aat comment

Students, apprentices and employers can use our new wellbeing centre to access tangible resources.

AAT takes the wellbeing of students very seriously and we know that mental health and wellbeing challenges have increased, particularly in the post-COVID era. We have seen an increase in calls to our customer service team regarding stress, anxiety, and depression, and we want to build our student community to provide support and advice.

For this reason, we have set up an AAT wellbeing hub to:

  • raise awareness of the existing well-being resources and benefits to students
  •  embed wellbeing support throughout the student experience
  •  use the student feedback we gain from our advisory groups to offer more of what students need
  • develop a hub pulling together inspirational stories and tangible well-being resources.

AAT also has in-person branch events and the student community, both of which provide an opportunity to meet other people and enjoy peer-to-peer support.

There’s also a student advisory group, comprised of 30 students across three levels, who meet quarterly and feed into how to shape the future.

Why has AAT has launched the wellbeing centre?

“We want to help students,” says Montanna Stafford, AAT’s Product Manager for Students. “We know that combining work and study is tough, and if you have extra responsibilities such as caring for family members at the same time, the pressure is even greater. We know how hard our students work towards their qualifications and that at times it can seem overwhelming. AAT qualifications are a gateway to an exciting new career and great opportunities, and we want to support you every step of the way.”

She points out that there has been an increase in home study and distant learning, and while that can be great to fit around other life and job commitments, it can also lead to burnout and loneliness.

“We’re aware that there have been assessment problems and glitches and so we paused assessments for a number of months,” she says. “While we have sorted this out now, we know that people are still concerned about the cost of living, the cost of exams, and the financial strain of studying.”

Mental health support matters

External reports further reinforce the message that students are struggling with a number of different pressures. In ACCA’s Global Talent Trends survey, one of the key themes identified was addressing burnout as a priority as stress levels are on a high.

The report also found that mental health remains a major challenge. Over half (57%) said their mental health suffers because of work pressures, and almost half still feel their employer doesn’t consider mental health to be a priority.

What’s more, 90% of students surveyed by the National Union of Students (NUS) for its September 2022 Cost of Living report said the rising cost of living had negatively impacted their mental health.

“Wellbeing means different things for different people,” says Montanna Stafford. “Over time, we hope to create a one-stop-shop and provide what’s helpful for our students, including inspirational stories, wellbeing links, information about charities and resources and peer support and communities.”

AAT members can access benefits such as counselling and articles and advice on managing stress and help with stress and anxiety.

“What we also discovered when we did our research was that 19% of students are neurodivergent, and that requests for access arrangements for exams has increased. This is the personal side of how students are overcoming their barriers. We want to raise awareness that we can help and that the need for special accommodations shouldn’t be a barrier.

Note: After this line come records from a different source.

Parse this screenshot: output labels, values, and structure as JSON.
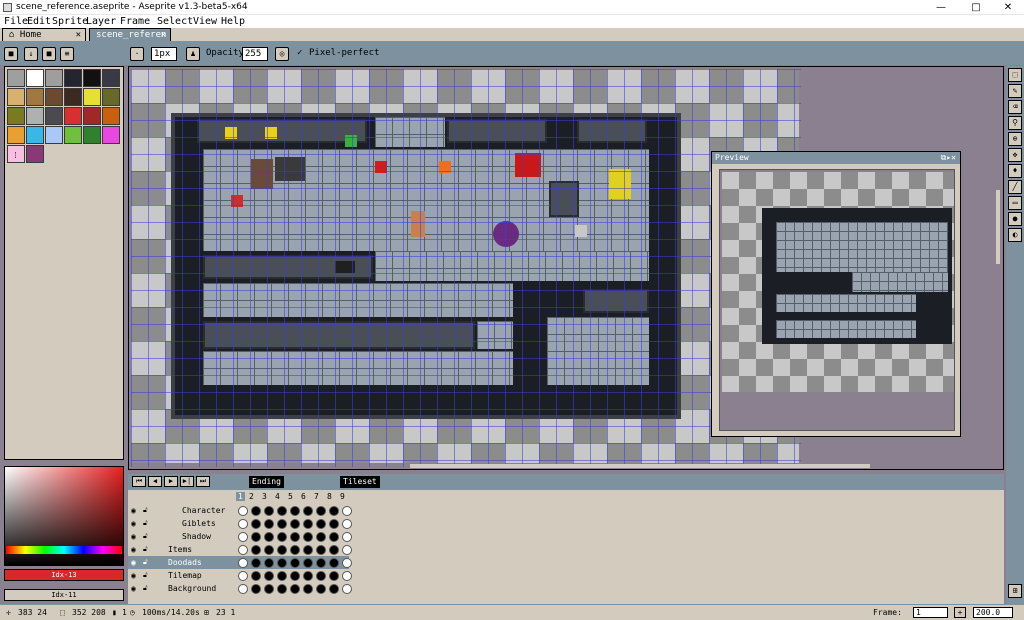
{
  "window": {
    "title": "scene_reference.aseprite - Aseprite v1.3-beta5-x64",
    "min": "—",
    "max": "□",
    "close": "✕"
  },
  "menu": [
    "File",
    "Edit",
    "Sprite",
    "Layer",
    "Frame",
    "Select",
    "View",
    "Help"
  ],
  "tabs": [
    {
      "label": "Home"
    },
    {
      "label": "scene_referen"
    }
  ],
  "context": {
    "brush_size": "1px",
    "opacity_label": "Opacity:",
    "opacity_value": "255",
    "pixel_perfect_label": "Pixel-perfect"
  },
  "palette": {
    "colors": [
      "#9f9f9f",
      "#ffffff",
      "#9e9e9e",
      "#252530",
      "#111111",
      "#3a3a44",
      "#d8b070",
      "#a07840",
      "#6a4a30",
      "#3c2a20",
      "#e8e030",
      "#686828",
      "#7a7a20",
      "#b0b0b0",
      "#4a4a50",
      "#d83030",
      "#a02828",
      "#c86010",
      "#e8a030",
      "#38b8e8",
      "#a8c8f8",
      "#70c040",
      "#308030",
      "#e848e0",
      "#f8c0e0",
      "#8a3878"
    ]
  },
  "colorbar": {
    "fg_label": "Idx-13",
    "bg_label": "Idx-11"
  },
  "preview": {
    "title": "Preview"
  },
  "timeline": {
    "tags": [
      "Ending",
      "Tileset"
    ],
    "frames": [
      "1",
      "2",
      "3",
      "4",
      "5",
      "6",
      "7",
      "8",
      "9"
    ],
    "layers": [
      {
        "name": "Character",
        "group": false,
        "indent": true
      },
      {
        "name": "Giblets",
        "group": false,
        "indent": true
      },
      {
        "name": "Shadow",
        "group": false,
        "indent": true
      },
      {
        "name": "Items",
        "group": false,
        "indent": false
      },
      {
        "name": "Doodads",
        "group": false,
        "indent": false,
        "selected": true
      },
      {
        "name": "Tilemap",
        "group": false,
        "indent": false,
        "tilemap": true
      },
      {
        "name": "Background",
        "group": false,
        "indent": false
      }
    ]
  },
  "status": {
    "cursor": "383 24",
    "selection": "352 208",
    "frame_num": "1",
    "duration": "100ms/14.20s",
    "size": "23 1",
    "frame_label": "Frame:",
    "frame_value": "1",
    "zoom": "200.0"
  },
  "icons": [
    "eye-icon",
    "lock-icon",
    "home-icon",
    "close-icon",
    "plus-icon",
    "play-icon"
  ]
}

How can it help me?

“We will continue to put on events to support student wellbeing,” says Montanna. “At our annual student conference, we had a session called Breaking down Barriers, where students and members described their personal struggles. That was very well received.

“We also have inspirational stories from members like Melanie Walker, who thought that she’d be unable to work, and how AAT opened the door for her. The wellbeing hub pulls together tangible resources and inspirational stories and tips for success.”

The Hub will provide mental health support, information and advice to members through articles on the AAT Comment site, including what to do if you need help with your mental health, managing digital burnout, balancing work and studying and managing stress and anxiety.

Wellbeing is essential to help us thrive when it comes to productivity, maintaining relationships, building resilience, and ultimately feeling greater satisfaction in life.

Whether it’s to do with your studies, your work, or facing life’s challenges we’re here to support you the best we can, so you can feel more equipped to tackle your day-to-day when managing stress and pursuing your goals.

The wellbeing hub is curated by AAT and accessible to current AAT students, members, or AAT tutors.

Further reading for students and members

Mental Health Awareness Week: AAT reinforces commitment to mental wellbeing for staff and members

How I overcame my mental health issues and went on to succeed with AAT

Melanie Walker explains How to make distance learning work and you can watch her talking about her AAT experience here.

Joshua Barlow explains how he has overcome the challenges of autism and Jayd’n Sarrington describes how AAT has helped change his life and his career prospects.

More information for employers

Wellbeing on a budget

Working with neurodiversity

Empowering student wellbeing: AAT’s new wellness learning pathway

AAT Comment offers news and opinion on the world of business and finance from the Association of Accounting Technicians.

Related articles